> **EXERCISE**:
Scan the lines below; pull out those with "value".
##### PROVIDED DATA #####
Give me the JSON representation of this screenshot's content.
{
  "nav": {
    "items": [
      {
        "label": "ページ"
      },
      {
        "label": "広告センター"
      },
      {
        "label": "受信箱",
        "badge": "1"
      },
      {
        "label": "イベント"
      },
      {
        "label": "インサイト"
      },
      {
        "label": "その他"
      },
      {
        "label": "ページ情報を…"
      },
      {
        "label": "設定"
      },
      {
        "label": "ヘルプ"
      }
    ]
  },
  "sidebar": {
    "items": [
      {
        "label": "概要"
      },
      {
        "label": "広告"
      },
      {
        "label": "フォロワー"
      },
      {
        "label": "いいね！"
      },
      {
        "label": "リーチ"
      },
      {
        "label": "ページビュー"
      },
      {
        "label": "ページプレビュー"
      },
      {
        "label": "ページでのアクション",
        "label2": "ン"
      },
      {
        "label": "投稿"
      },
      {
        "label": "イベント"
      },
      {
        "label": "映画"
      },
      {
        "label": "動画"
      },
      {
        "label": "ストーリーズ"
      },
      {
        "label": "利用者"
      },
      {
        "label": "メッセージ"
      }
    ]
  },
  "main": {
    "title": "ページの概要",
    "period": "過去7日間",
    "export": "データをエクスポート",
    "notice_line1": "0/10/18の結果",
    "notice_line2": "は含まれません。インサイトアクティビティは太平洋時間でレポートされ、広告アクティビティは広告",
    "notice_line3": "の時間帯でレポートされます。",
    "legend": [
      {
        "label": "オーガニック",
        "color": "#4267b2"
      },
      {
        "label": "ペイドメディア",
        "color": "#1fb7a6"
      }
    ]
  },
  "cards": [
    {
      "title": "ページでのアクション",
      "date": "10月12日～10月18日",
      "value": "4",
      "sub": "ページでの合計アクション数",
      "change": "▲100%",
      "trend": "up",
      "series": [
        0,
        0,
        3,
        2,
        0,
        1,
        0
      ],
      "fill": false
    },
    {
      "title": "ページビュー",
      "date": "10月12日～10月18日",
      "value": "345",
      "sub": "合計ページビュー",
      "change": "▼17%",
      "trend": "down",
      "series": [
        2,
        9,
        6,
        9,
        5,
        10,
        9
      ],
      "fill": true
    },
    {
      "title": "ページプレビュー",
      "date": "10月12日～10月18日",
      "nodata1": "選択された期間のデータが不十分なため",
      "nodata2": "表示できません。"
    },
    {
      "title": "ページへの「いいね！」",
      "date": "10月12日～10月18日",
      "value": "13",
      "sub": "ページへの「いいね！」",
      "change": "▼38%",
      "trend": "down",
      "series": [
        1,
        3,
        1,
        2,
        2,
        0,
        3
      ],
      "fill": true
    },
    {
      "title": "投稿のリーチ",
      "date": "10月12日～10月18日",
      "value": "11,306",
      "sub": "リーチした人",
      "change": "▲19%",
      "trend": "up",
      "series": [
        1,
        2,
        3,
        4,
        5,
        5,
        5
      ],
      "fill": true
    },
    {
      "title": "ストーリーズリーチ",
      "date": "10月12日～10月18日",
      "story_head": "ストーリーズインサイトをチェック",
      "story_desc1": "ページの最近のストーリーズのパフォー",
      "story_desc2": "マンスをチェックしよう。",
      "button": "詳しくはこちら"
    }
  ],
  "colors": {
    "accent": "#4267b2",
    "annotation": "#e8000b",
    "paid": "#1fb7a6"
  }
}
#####
> **RESPONSE BOX**:
      "value": "4",
      "value": "345",
      "value": "13",
      "value": "11,306",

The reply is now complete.